If you don’t have any teff flour but love it most for its nutritional profile, try using buckwheat flour. Like teff flour, it is full of vitamins as well as minerals such as phosphorus, iron, and calcium.
5. Quinoa Flour
Quinoa is another ancient grain, and quinoa flour has a pretty similar taste to teff flour. In addition, it is high in fiber, protein, and iron, plus a lack of gluten. It is a satisfying alternative for people with gluten sensitivities.
The consistency of quinoa is lighter than that of teff, so you’re more likely to have fluffy results when using quinoa flour. Its taste is more mild, though, so the flavor of your dish won’t be impacted much. To enhance the flavor, try using more sugar and butter than you normally would.
6. Millet Flour
In many cases when making millet flour, wheat starch is combined with millet starch. So, millet flour is often not a viable teff flour substitute for those who cannot consume gluten. However, if you don’t have a gluten sensitivity, it is a tasty flour.
Wheat starch is used in the production of millet flour to enhance its flavor. The taste of millet flour is very similar to that of teff flour, but millet does not have the nutrition that teff is known for. Millet flour is perfect for pastas and cakes.
7. Oat Flour
It’s not recommended to use oat flour on its own, just because it lacks the properties that can bind ingredients together. Mixing it with quinoa or rice flour can give the desired effect that you look for in teff flour, but oat flour isn’t typically the first option for replacements.
8. Amaranth Flour
This teff flour alternative is made from the amaranth plant, making it rich in minerals and vitamins. Its taste is nutty and it can be used in place of teff flour in basically any recipe that calls for it.
The most noticeable difference between teff flour and amaranth flour is their textures. They can be substituted at a one to one ratio, but amaranth flour is not as light as teff flour is. So, your end product might be a little more dense than intended.
9. Coconut Flour

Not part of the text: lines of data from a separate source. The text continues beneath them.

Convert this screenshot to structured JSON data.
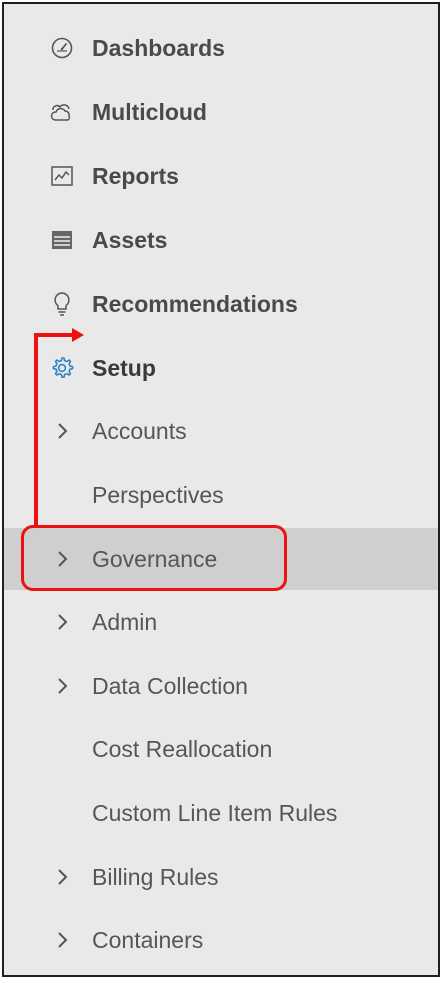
{
  "nav": {
    "items": [
      {
        "label": "Dashboards",
        "icon": "speedometer-icon"
      },
      {
        "label": "Multicloud",
        "icon": "clouds-icon"
      },
      {
        "label": "Reports",
        "icon": "line-chart-icon"
      },
      {
        "label": "Assets",
        "icon": "server-stack-icon"
      },
      {
        "label": "Recommendations",
        "icon": "lightbulb-icon"
      },
      {
        "label": "Setup",
        "icon": "gear-icon"
      }
    ],
    "setup_children": [
      {
        "label": "Accounts",
        "expandable": true
      },
      {
        "label": "Perspectives",
        "expandable": false
      },
      {
        "label": "Governance",
        "expandable": true,
        "selected": true
      },
      {
        "label": "Admin",
        "expandable": true
      },
      {
        "label": "Data Collection",
        "expandable": true
      },
      {
        "label": "Cost Reallocation",
        "expandable": false
      },
      {
        "label": "Custom Line Item Rules",
        "expandable": false
      },
      {
        "label": "Billing Rules",
        "expandable": true
      },
      {
        "label": "Containers",
        "expandable": true
      }
    ]
  },
  "colors": {
    "annotation": "#ee1111",
    "setup_icon": "#2a86c9",
    "selected_row": "#cfcfcf",
    "panel_bg": "#e9e9e9"
  }
}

The scent and flavor of coconut flour is so sweet that you won’t need to add any vanilla extract to your recipe. The only possible downside to this is that it will still be noticeable when you mix coconut flour with other ingredients.
When using coconut flour, be sure to thoroughly clean all dishes used as its aroma sticks around for much longer than other flours. It can also be dense in texture, so when using for fluffy recipes like cakes you’ll probably need to mix it with other flours.
Cornmeal is an almost exact replica of teff flour. It is very close in terms of color and texture, and is lighter than the typical wheat flour. If you find that whole grains are too heavy for you, cornmeal is a great substitute for teff flour.
Is Teff Good for Diabetics?
Teff has a low glycemic index. It is one of the foods that is recommended for patients with diabetes to consume, because of this property. People with diabetes should stay away from foods with a high glycemic index.
Is Teff Flour Inflammatory?
It’s easy to think that a carbohydrate product would be inflammatory. Teff flour is quite the opposite, because it is gluten-free it has anti-inflammatory properties. Digestive issues associated with gluten, like gas and bloating, are almost nonexistent when using teff flour.
Does Teff Flour Taste Good?
The flavor of teff flour is light and nutty. It’s a pleasant taste, without being too overwhelming for the other ingredients in your recipe. There are multiple varieties available that have an even milder taste.
Teff flour is a wonderful gluten-free flour. It is anti-inflammatory, and is packed with nutrients. Most importantly, it’s safe and recommended for those with gluten sensitivities to consume. Unfortunately, it can be pretty hard to track down at a store. But, there are plenty of substitutes for teff flour that offer similar flavor and nutritional profiles.